An NHS trust is fighting a court battle to sterilise a man with moderate learning difficulties.
The High Court Photo: Alamy
A judge has been asked to decide whether it is in the man’s best interests to undergo surgical sterilisation by means of a vasectomy.
No details about the man’s identity or the trust in question can be published due to legal restrictions covering the case being heard in the Court of Protection.
Both the man’s family and his GP support the application, and it is claimed he lacks the capacity to decide for himself.
The case follows other instances in which judges have been asked to rule on whether a person with learning difficulties should be sterilised without their consent.

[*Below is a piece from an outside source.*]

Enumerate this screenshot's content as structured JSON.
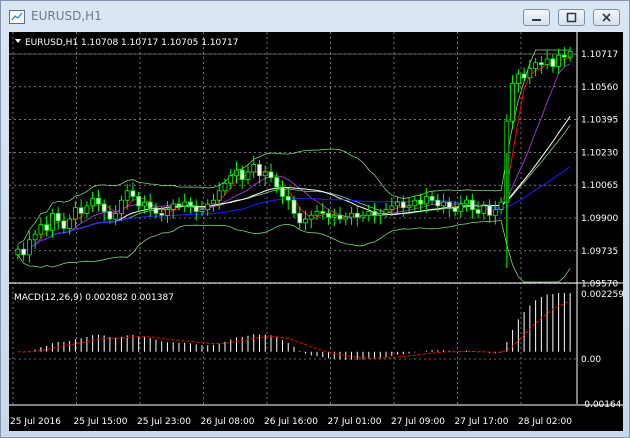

In 2011 an NHS trust and a council applied to sterilise a woman with learning difficulties at the same time as she gave birth to her child by caesarean section.
Last year a hospital applied for permission to sterilise a man who was in a sexual relationship with a woman who also had learning difficulties without his parents or mental health supervisors knowing about it.
Campaigners have claimed that sterilising without consent is wrong and could have a devastating impact on the human rights of the disabled.
Local authorities can apply to have a person with learning difficulties sterilised without the consent of their families. However, there have been instances in which parents have personally applied for the right for the procedure to be carried out.
It is rare for judges to grant permission. In 2000 Mr Justice Wall gave the go ahead for a hysterectomy to be performed on a woman with learning difficulties, but his ruling was overturned by the family division of the High Court.
SOURCE: The Telegraph